By December 2014, the then Mahinda Rajapaksa government, had made considerable progress in de-mining, resettlement, return of land used by the security forces; reduction of military presence in the former conflict areas; and rehabilitation and reintegration of ex- LTTE combatants including child soldiers, rapid infrastructure development, restoration of the right to franchise in the former conflict affected areas, and establishment of domestic mechanisms to address issues related to accountability, rule of law and human rights.
“Notwithstanding these inclusive and locally designed measures, undertaken carrying along the people of Sri Lanka, a group of UNHRC members, failing to appreciate the GoSL’s endeavors in defeating terrorism and bringing about stability, humanitarian relief and lasting peace through a carefully balanced reconciliation process, moved consecutive country-specific resolutions at the UNHRC on Sri Lanka in 2012, 2013 and 2014,” Gunawardena said.
With the election of President Gotabaya Rajapaksa by an overwhelming majority, the people of Sri Lanka have given a clear signal for their wish for a different path forward for the country, Gunawardena maintained.
He recalled the words of President Gotabaya Rajapaksa in his address at the 72nd Commemoration of Independence of Sri Lanka: “We will always defend the right of every Sri Lankan citizen to participate in the political and governance processes through his or her elected representatives”.

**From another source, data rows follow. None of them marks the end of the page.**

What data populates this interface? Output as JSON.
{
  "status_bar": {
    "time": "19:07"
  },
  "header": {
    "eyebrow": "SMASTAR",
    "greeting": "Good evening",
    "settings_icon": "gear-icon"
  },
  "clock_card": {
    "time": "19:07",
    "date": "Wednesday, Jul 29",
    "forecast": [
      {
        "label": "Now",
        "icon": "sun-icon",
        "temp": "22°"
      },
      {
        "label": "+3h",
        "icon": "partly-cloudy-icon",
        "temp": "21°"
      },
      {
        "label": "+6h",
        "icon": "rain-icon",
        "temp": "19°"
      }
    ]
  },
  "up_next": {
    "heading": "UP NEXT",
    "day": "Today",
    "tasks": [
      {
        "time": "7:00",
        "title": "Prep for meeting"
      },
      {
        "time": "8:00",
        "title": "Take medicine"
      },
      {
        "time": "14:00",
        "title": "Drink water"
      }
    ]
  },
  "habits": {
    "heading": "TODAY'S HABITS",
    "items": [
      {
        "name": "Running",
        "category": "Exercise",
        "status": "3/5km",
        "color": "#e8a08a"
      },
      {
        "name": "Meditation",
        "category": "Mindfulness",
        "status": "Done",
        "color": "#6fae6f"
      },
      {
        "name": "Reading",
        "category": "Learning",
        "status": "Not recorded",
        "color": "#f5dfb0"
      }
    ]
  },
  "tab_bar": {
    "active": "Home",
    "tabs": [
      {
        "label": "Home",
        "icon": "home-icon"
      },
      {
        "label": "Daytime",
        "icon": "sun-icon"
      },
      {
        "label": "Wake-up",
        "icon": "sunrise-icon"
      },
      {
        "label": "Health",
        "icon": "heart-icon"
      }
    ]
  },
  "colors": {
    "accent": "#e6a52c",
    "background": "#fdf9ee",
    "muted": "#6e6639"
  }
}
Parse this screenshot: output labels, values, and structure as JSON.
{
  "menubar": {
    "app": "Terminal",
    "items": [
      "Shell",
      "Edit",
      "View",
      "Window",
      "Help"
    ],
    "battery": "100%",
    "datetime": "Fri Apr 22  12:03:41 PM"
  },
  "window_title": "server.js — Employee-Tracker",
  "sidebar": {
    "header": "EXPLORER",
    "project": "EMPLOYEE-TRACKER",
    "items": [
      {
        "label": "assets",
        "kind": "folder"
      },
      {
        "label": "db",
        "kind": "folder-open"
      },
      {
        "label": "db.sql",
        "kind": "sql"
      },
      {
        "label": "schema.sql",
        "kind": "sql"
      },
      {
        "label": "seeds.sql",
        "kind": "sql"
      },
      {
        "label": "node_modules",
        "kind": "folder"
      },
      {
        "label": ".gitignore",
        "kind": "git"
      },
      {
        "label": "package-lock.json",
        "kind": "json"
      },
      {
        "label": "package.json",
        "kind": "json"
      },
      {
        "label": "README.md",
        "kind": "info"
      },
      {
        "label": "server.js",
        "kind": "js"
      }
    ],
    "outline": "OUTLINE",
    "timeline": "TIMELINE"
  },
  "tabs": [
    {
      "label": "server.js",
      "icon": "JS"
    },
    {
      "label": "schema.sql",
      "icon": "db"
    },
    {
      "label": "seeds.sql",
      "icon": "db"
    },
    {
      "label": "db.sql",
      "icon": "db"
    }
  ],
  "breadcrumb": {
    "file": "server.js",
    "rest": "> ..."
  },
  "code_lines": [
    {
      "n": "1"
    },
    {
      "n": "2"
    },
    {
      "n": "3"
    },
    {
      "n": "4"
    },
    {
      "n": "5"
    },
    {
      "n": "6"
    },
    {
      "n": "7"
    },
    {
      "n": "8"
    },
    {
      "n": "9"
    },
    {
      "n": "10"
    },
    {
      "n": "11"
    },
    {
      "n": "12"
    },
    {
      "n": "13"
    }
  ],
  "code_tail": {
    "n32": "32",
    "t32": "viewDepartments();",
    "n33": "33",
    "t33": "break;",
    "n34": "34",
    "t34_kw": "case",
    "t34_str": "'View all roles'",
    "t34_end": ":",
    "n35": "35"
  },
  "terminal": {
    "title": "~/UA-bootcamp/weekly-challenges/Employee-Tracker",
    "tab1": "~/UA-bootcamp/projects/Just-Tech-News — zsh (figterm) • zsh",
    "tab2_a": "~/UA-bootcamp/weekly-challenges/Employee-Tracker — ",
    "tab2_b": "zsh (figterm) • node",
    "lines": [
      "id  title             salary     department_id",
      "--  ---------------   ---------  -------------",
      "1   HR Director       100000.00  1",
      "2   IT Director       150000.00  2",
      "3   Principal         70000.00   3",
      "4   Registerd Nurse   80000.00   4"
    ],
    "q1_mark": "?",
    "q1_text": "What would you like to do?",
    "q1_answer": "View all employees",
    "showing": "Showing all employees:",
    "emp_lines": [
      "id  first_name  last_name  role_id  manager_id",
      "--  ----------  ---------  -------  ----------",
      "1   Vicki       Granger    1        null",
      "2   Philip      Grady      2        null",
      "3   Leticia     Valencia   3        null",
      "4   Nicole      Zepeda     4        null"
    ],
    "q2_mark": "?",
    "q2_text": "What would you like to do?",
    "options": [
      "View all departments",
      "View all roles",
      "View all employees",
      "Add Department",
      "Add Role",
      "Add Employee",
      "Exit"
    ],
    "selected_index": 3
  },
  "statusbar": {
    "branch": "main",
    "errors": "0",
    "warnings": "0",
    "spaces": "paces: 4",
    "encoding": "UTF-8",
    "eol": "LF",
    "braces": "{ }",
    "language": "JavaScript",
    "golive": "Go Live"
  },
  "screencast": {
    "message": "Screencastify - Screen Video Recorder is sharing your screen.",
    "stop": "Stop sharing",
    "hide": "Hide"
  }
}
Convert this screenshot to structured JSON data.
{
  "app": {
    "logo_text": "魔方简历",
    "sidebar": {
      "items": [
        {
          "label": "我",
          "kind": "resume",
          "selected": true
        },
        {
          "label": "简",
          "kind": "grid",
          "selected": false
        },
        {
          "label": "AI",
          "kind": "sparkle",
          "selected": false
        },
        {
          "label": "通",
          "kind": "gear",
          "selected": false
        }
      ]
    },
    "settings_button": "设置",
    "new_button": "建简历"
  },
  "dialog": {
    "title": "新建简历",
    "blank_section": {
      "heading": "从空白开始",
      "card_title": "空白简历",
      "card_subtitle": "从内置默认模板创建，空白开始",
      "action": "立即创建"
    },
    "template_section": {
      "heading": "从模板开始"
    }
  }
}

Gunawardena stated that according to the wishes of the people of Sri Lanka, while following a non-aligned, neutral foreign policy, his government is committed to examining issues afresh, to forge ahead with its agenda for ‘prosperity through security and development’, and to find home-grown solutions to overcome contemporary challenges in the best interest of all Sri Lankans.
“It is in this context that I wish to place on record, Sri Lanka’s decision to withdraw from co-sponsorship of Resolution 40/1 on ‘Promoting reconciliation, accountability and human rights in Sri Lanka’ which also incorporates and builds on preceding Resolutions 30/1 of October 2015 and 34/1 of March 2017,” Sri Lanka’s Foreign Relations Minister said.